Problem>
In this exercise, write out the data word for word and leave every image out.

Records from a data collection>
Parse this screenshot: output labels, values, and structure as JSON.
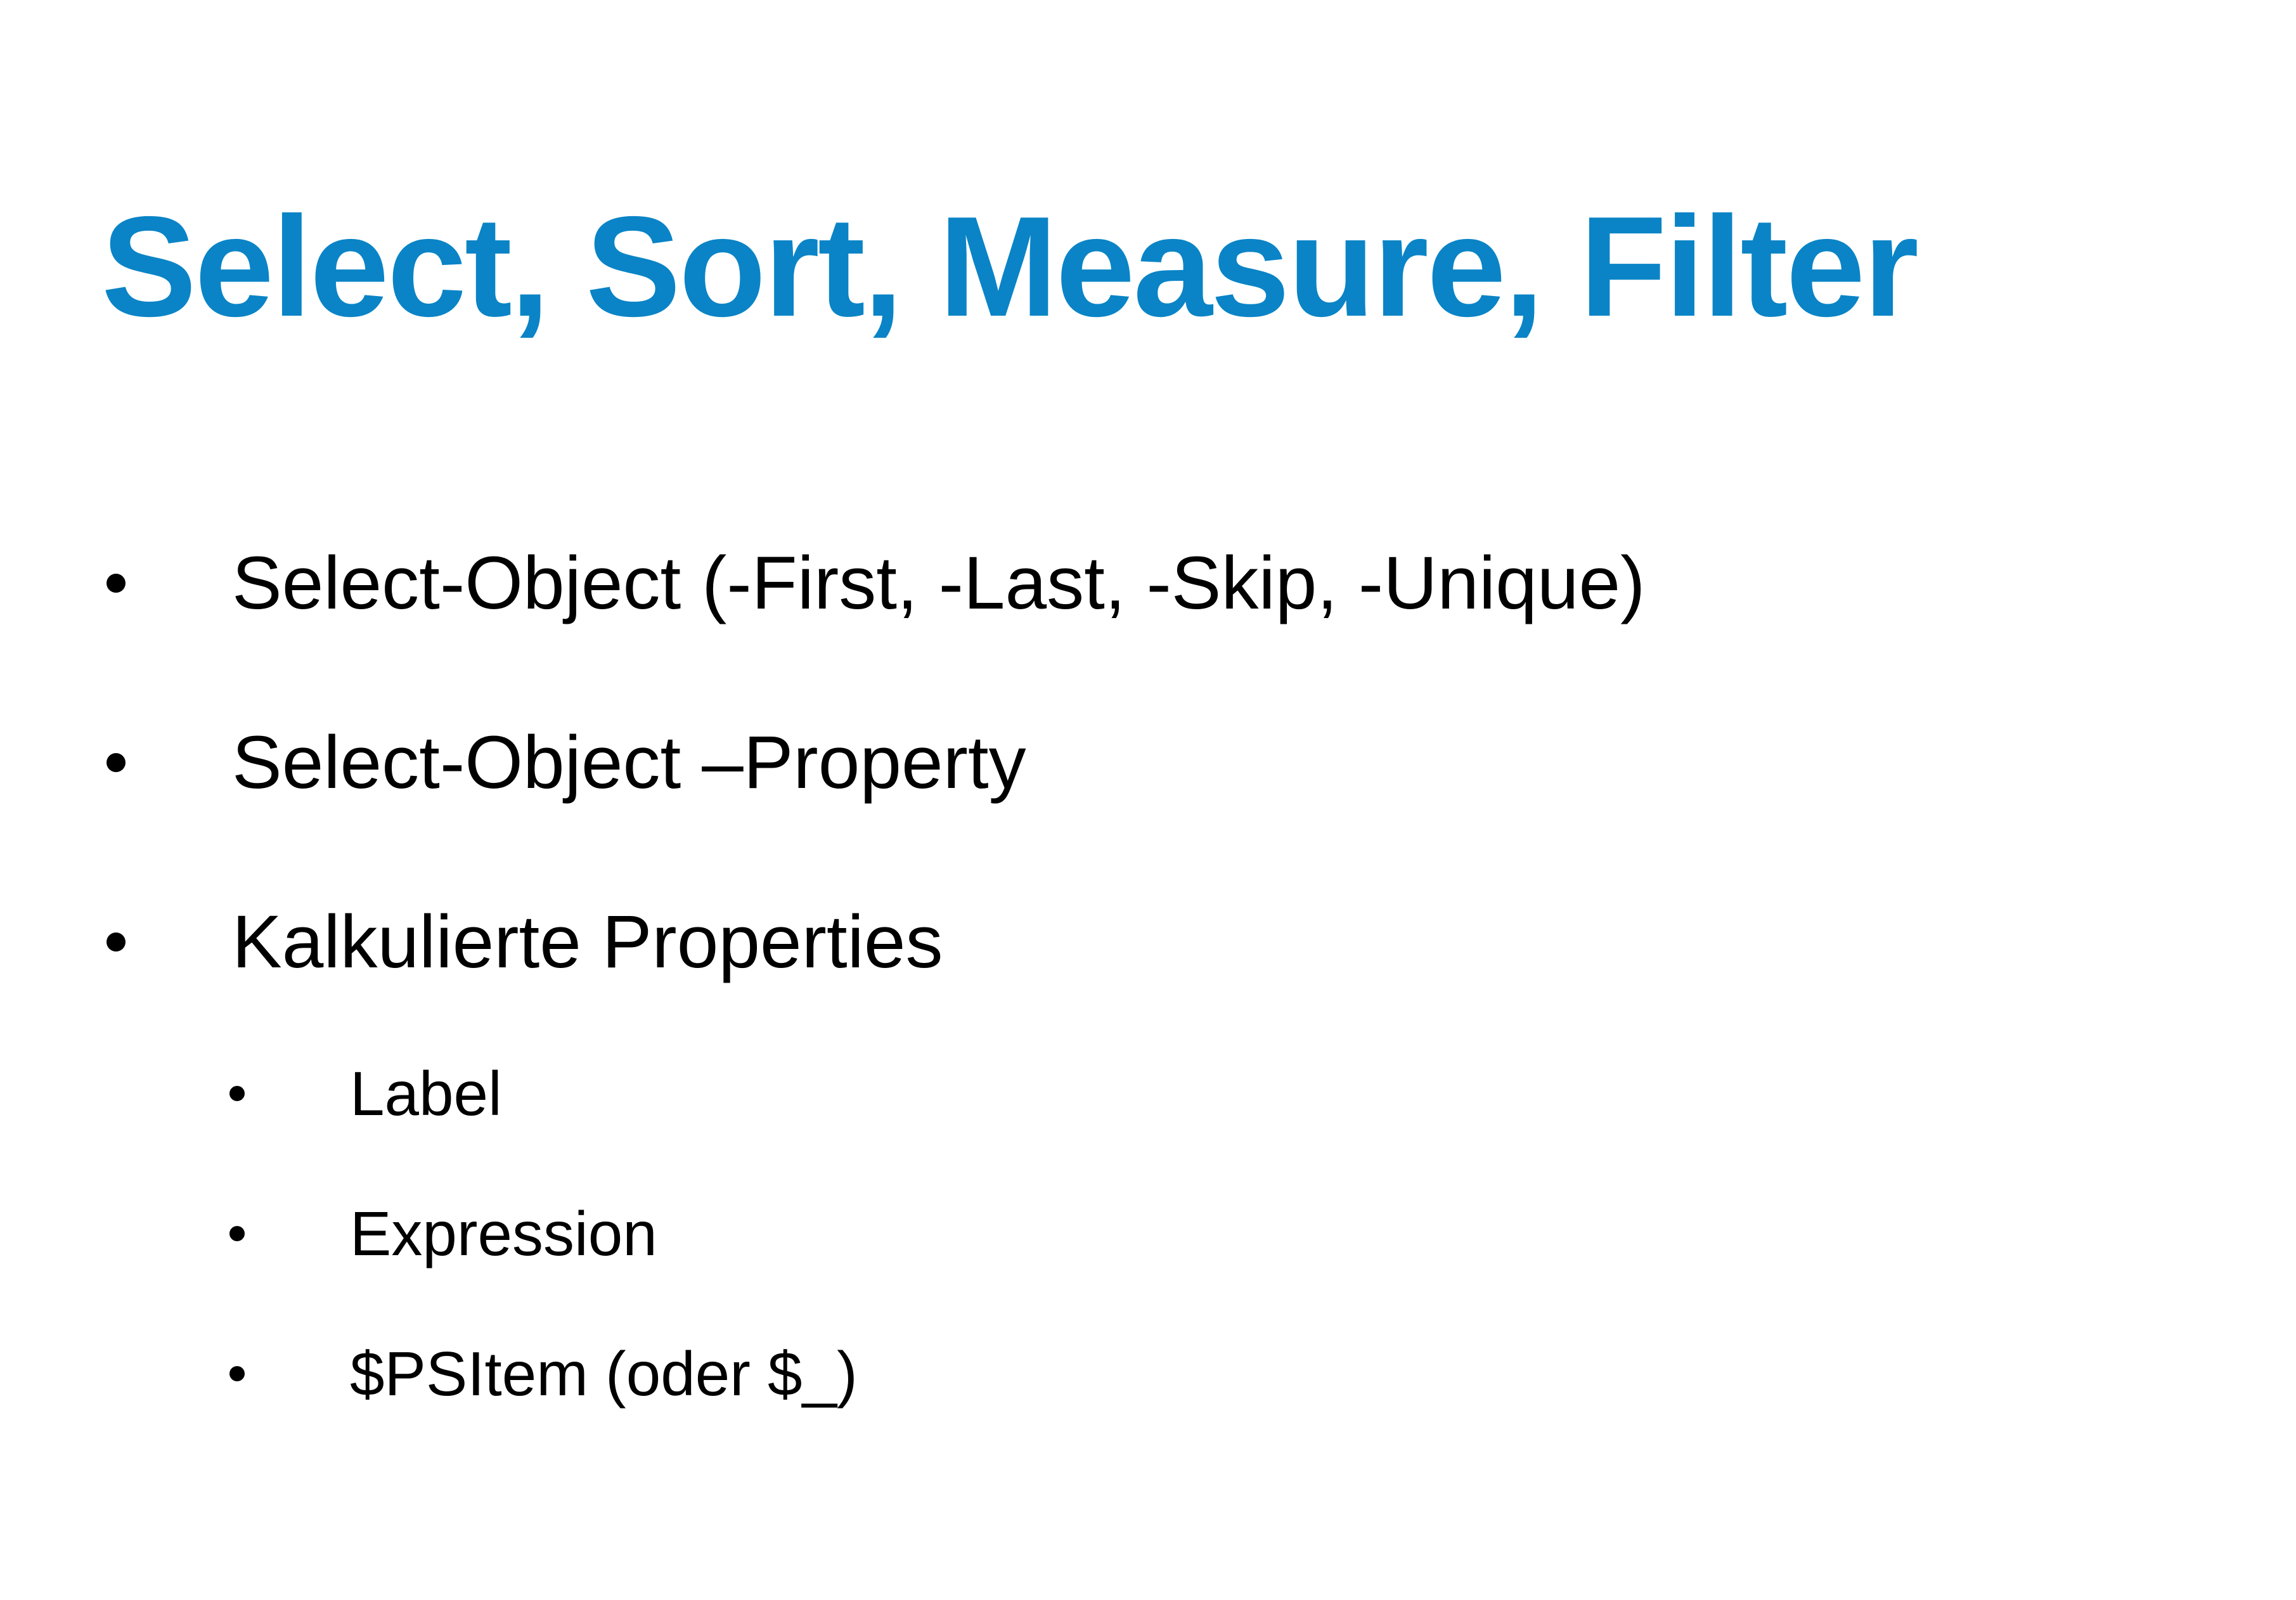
{
  "slide": {
    "title": "Select, Sort, Measure, Filter",
    "title_color": "#0a84c6",
    "text_color": "#000000",
    "bullets": [
      {
        "level": 1,
        "text": "Select-Object (-First, -Last, -Skip, -Unique)"
      },
      {
        "level": 1,
        "text": "Select-Object –Property"
      },
      {
        "level": 1,
        "text": "Kalkulierte Properties"
      },
      {
        "level": 2,
        "text": "Label"
      },
      {
        "level": 2,
        "text": "Expression"
      },
      {
        "level": 2,
        "text": "$PSItem (oder $_)"
      }
    ]
  }
}
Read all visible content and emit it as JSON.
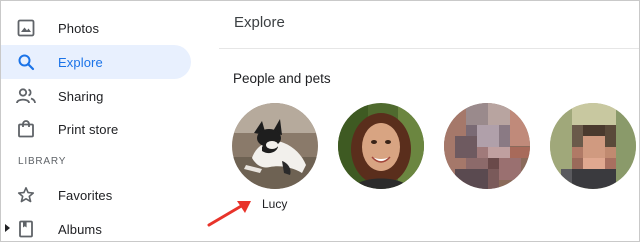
{
  "sidebar": {
    "items": [
      {
        "label": "Photos",
        "icon": "photo-icon"
      },
      {
        "label": "Explore",
        "icon": "search-icon",
        "active": true
      },
      {
        "label": "Sharing",
        "icon": "people-icon"
      },
      {
        "label": "Print store",
        "icon": "shopping-bag-icon"
      }
    ],
    "section_label": "LIBRARY",
    "library_items": [
      {
        "label": "Favorites",
        "icon": "star-icon"
      },
      {
        "label": "Albums",
        "icon": "album-icon"
      }
    ]
  },
  "main": {
    "title": "Explore",
    "section_heading": "People and pets",
    "people": [
      {
        "name": "Lucy",
        "kind": "pet-photo"
      },
      {
        "name": "",
        "kind": "person-photo"
      },
      {
        "name": "",
        "kind": "pixelated-face"
      },
      {
        "name": "",
        "kind": "pixelated-face"
      }
    ]
  },
  "colors": {
    "accent": "#1a73e8",
    "active_bg": "#e8f0fe",
    "arrow": "#e8332a",
    "text": "#202124"
  }
}
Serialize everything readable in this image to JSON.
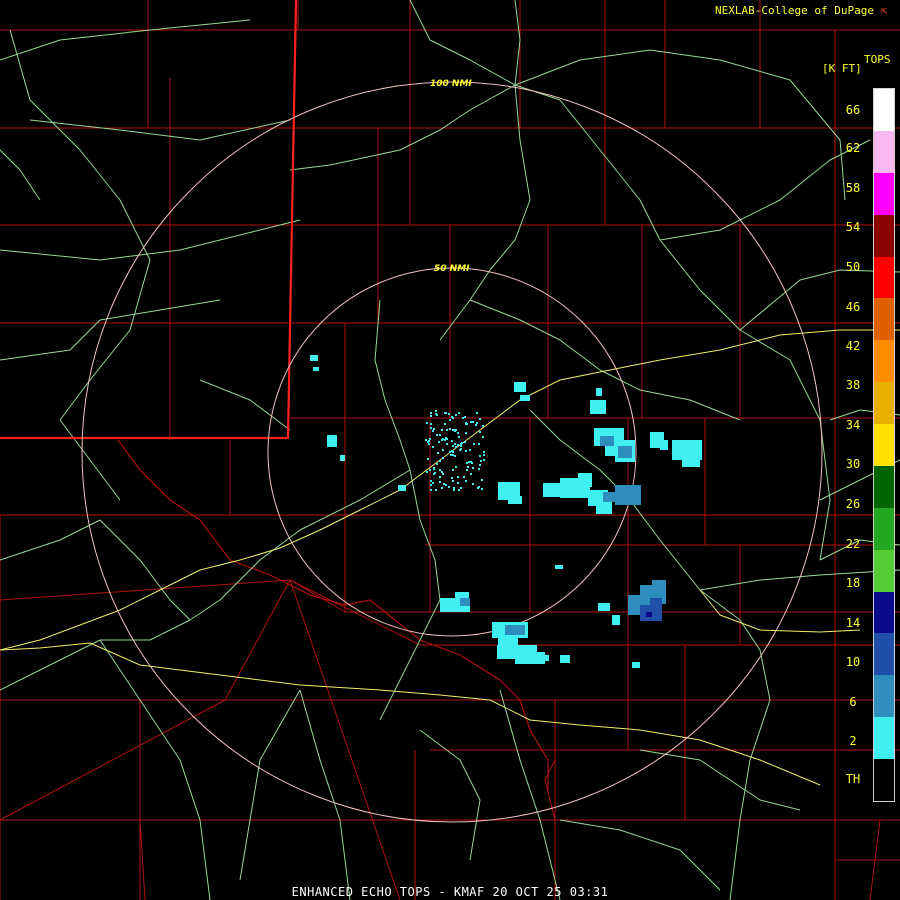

Reply to the exercise>
Parse this screenshot: output labels, values, and structure as JSON.
{
  "slide": {
    "title": "Select, Sort, Measure, Filter",
    "title_color": "#0a84c6",
    "text_color": "#000000",
    "bullets": [
      {
        "level": 1,
        "text": "Select-Object (-First, -Last, -Skip, -Unique)"
      },
      {
        "level": 1,
        "text": "Select-Object –Property"
      },
      {
        "level": 1,
        "text": "Kalkulierte Properties"
      },
      {
        "level": 2,
        "text": "Label"
      },
      {
        "level": 2,
        "text": "Expression"
      },
      {
        "level": 2,
        "text": "$PSItem (oder $_)"
      }
    ]
  }
}
Read all visible content and emit it as JSON.
{
  "sidebar": {
    "items": [
      {
        "label": "Photos",
        "icon": "photo-icon"
      },
      {
        "label": "Explore",
        "icon": "search-icon",
        "active": true
      },
      {
        "label": "Sharing",
        "icon": "people-icon"
      },
      {
        "label": "Print store",
        "icon": "shopping-bag-icon"
      }
    ],
    "section_label": "LIBRARY",
    "library_items": [
      {
        "label": "Favorites",
        "icon": "star-icon"
      },
      {
        "label": "Albums",
        "icon": "album-icon"
      }
    ]
  },
  "main": {
    "title": "Explore",
    "section_heading": "People and pets",
    "people": [
      {
        "name": "Lucy",
        "kind": "pet-photo"
      },
      {
        "name": "",
        "kind": "person-photo"
      },
      {
        "name": "",
        "kind": "pixelated-face"
      },
      {
        "name": "",
        "kind": "pixelated-face"
      }
    ]
  },
  "colors": {
    "accent": "#1a73e8",
    "active_bg": "#e8f0fe",
    "arrow": "#e8332a",
    "text": "#202124"
  }
}
Serialize everything readable in this image to JSON.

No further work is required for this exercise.